**Task directions**. Please give the records below back in full, exactly as shown.

(Component data from apps and pages)
####

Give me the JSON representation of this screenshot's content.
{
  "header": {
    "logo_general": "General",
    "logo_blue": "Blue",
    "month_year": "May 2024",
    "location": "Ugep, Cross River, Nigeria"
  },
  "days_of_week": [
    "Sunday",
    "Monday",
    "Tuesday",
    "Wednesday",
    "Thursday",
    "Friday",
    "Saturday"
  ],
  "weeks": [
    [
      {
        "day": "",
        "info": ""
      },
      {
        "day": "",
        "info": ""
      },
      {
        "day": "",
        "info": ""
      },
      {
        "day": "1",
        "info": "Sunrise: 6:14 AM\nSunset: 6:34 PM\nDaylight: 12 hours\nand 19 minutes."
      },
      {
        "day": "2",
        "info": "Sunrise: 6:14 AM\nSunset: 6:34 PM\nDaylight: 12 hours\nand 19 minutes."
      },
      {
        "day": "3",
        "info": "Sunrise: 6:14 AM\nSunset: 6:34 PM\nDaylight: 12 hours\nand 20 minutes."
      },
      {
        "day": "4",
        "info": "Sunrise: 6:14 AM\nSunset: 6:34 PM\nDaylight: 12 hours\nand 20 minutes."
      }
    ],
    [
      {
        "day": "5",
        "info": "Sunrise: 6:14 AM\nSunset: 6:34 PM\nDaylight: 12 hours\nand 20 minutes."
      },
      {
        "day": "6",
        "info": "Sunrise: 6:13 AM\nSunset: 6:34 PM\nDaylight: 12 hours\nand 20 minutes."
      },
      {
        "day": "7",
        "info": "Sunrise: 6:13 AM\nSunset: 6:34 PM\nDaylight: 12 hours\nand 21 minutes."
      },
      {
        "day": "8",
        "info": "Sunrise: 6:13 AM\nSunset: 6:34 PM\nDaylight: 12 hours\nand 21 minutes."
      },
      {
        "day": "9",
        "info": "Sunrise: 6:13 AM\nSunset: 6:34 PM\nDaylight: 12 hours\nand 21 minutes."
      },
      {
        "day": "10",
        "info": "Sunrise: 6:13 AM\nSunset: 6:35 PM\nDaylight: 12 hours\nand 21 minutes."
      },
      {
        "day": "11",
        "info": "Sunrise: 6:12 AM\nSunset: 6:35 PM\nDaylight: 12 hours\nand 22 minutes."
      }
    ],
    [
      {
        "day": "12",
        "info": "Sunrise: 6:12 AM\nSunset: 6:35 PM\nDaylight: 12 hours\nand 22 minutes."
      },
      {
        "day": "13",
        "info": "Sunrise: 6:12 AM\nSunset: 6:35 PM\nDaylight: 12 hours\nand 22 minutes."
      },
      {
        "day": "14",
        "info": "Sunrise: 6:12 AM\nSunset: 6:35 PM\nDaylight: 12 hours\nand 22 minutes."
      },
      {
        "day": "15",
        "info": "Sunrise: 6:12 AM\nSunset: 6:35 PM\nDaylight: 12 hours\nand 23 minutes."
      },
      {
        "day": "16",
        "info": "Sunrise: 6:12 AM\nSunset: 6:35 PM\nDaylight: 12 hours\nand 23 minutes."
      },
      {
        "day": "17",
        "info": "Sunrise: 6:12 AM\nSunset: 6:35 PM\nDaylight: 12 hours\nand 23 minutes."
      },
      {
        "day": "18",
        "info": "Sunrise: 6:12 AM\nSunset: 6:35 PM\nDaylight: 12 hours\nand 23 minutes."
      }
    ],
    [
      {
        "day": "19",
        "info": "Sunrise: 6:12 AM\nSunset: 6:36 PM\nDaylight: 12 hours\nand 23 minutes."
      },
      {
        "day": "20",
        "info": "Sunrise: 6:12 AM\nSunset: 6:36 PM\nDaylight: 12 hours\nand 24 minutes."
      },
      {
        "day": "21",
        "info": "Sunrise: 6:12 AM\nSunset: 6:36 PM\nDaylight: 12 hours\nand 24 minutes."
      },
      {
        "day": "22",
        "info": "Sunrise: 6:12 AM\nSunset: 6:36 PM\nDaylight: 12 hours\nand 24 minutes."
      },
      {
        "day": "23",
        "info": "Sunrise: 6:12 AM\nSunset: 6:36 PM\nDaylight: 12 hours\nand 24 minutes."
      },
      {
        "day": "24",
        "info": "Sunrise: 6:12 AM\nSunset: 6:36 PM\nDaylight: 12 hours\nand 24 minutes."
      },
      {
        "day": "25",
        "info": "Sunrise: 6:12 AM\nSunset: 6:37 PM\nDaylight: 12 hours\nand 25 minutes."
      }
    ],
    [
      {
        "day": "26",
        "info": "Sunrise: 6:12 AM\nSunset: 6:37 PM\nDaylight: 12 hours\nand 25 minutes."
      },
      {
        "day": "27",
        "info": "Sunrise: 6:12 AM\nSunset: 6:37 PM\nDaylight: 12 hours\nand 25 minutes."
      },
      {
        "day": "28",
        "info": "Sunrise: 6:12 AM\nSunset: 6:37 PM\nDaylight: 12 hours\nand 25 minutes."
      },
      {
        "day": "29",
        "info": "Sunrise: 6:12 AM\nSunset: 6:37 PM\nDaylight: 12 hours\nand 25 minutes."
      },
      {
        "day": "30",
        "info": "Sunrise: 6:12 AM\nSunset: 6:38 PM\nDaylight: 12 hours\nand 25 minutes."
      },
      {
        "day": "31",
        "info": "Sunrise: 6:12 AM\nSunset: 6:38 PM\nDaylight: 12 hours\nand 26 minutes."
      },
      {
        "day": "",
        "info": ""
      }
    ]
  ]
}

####

**Response**.
Give me the JSON representation of this screenshot's content.
{
  "header": {
    "logo_general": "General",
    "logo_blue": "Blue",
    "month_year": "May 2024",
    "location": "Ugep, Cross River, Nigeria"
  },
  "days_of_week": [
    "Sunday",
    "Monday",
    "Tuesday",
    "Wednesday",
    "Thursday",
    "Friday",
    "Saturday"
  ],
  "weeks": [
    [
      {
        "day": "",
        "info": ""
      },
      {
        "day": "",
        "info": ""
      },
      {
        "day": "",
        "info": ""
      },
      {
        "day": "1",
        "info": "Sunrise: 6:14 AM\nSunset: 6:34 PM\nDaylight: 12 hours\nand 19 minutes."
      },
      {
        "day": "2",
        "info": "Sunrise: 6:14 AM\nSunset: 6:34 PM\nDaylight: 12 hours\nand 19 minutes."
      },
      {
        "day": "3",
        "info": "Sunrise: 6:14 AM\nSunset: 6:34 PM\nDaylight: 12 hours\nand 20 minutes."
      },
      {
        "day": "4",
        "info": "Sunrise: 6:14 AM\nSunset: 6:34 PM\nDaylight: 12 hours\nand 20 minutes."
      }
    ],
    [
      {
        "day": "5",
        "info": "Sunrise: 6:14 AM\nSunset: 6:34 PM\nDaylight: 12 hours\nand 20 minutes."
      },
      {
        "day": "6",
        "info": "Sunrise: 6:13 AM\nSunset: 6:34 PM\nDaylight: 12 hours\nand 20 minutes."
      },
      {
        "day": "7",
        "info": "Sunrise: 6:13 AM\nSunset: 6:34 PM\nDaylight: 12 hours\nand 21 minutes."
      },
      {
        "day": "8",
        "info": "Sunrise: 6:13 AM\nSunset: 6:34 PM\nDaylight: 12 hours\nand 21 minutes."
      },
      {
        "day": "9",
        "info": "Sunrise: 6:13 AM\nSunset: 6:34 PM\nDaylight: 12 hours\nand 21 minutes."
      },
      {
        "day": "10",
        "info": "Sunrise: 6:13 AM\nSunset: 6:35 PM\nDaylight: 12 hours\nand 21 minutes."
      },
      {
        "day": "11",
        "info": "Sunrise: 6:12 AM\nSunset: 6:35 PM\nDaylight: 12 hours\nand 22 minutes."
      }
    ],
    [
      {
        "day": "12",
        "info": "Sunrise: 6:12 AM\nSunset: 6:35 PM\nDaylight: 12 hours\nand 22 minutes."
      },
      {
        "day": "13",
        "info": "Sunrise: 6:12 AM\nSunset: 6:35 PM\nDaylight: 12 hours\nand 22 minutes."
      },
      {
        "day": "14",
        "info": "Sunrise: 6:12 AM\nSunset: 6:35 PM\nDaylight: 12 hours\nand 22 minutes."
      },
      {
        "day": "15",
        "info": "Sunrise: 6:12 AM\nSunset: 6:35 PM\nDaylight: 12 hours\nand 23 minutes."
      },
      {
        "day": "16",
        "info": "Sunrise: 6:12 AM\nSunset: 6:35 PM\nDaylight: 12 hours\nand 23 minutes."
      },
      {
        "day": "17",
        "info": "Sunrise: 6:12 AM\nSunset: 6:35 PM\nDaylight: 12 hours\nand 23 minutes."
      },
      {
        "day": "18",
        "info": "Sunrise: 6:12 AM\nSunset: 6:35 PM\nDaylight: 12 hours\nand 23 minutes."
      }
    ],
    [
      {
        "day": "19",
        "info": "Sunrise: 6:12 AM\nSunset: 6:36 PM\nDaylight: 12 hours\nand 23 minutes."
      },
      {
        "day": "20",
        "info": "Sunrise: 6:12 AM\nSunset: 6:36 PM\nDaylight: 12 hours\nand 24 minutes."
      },
      {
        "day": "21",
        "info": "Sunrise: 6:12 AM\nSunset: 6:36 PM\nDaylight: 12 hours\nand 24 minutes."
      },
      {
        "day": "22",
        "info": "Sunrise: 6:12 AM\nSunset: 6:36 PM\nDaylight: 12 hours\nand 24 minutes."
      },
      {
        "day": "23",
        "info": "Sunrise: 6:12 AM\nSunset: 6:36 PM\nDaylight: 12 hours\nand 24 minutes."
      },
      {
        "day": "24",
        "info": "Sunrise: 6:12 AM\nSunset: 6:36 PM\nDaylight: 12 hours\nand 24 minutes."
      },
      {
        "day": "25",
        "info": "Sunrise: 6:12 AM\nSunset: 6:37 PM\nDaylight: 12 hours\nand 25 minutes."
      }
    ],
    [
      {
        "day": "26",
        "info": "Sunrise: 6:12 AM\nSunset: 6:37 PM\nDaylight: 12 hours\nand 25 minutes."
      },
      {
        "day": "27",
        "info": "Sunrise: 6:12 AM\nSunset: 6:37 PM\nDaylight: 12 hours\nand 25 minutes."
      },
      {
        "day": "28",
        "info": "Sunrise: 6:12 AM\nSunset: 6:37 PM\nDaylight: 12 hours\nand 25 minutes."
      },
      {
        "day": "29",
        "info": "Sunrise: 6:12 AM\nSunset: 6:37 PM\nDaylight: 12 hours\nand 25 minutes."
      },
      {
        "day": "30",
        "info": "Sunrise: 6:12 AM\nSunset: 6:38 PM\nDaylight: 12 hours\nand 25 minutes."
      },
      {
        "day": "31",
        "info": "Sunrise: 6:12 AM\nSunset: 6:38 PM\nDaylight: 12 hours\nand 26 minutes."
      },
      {
        "day": "",
        "info": ""
      }
    ]
  ]
}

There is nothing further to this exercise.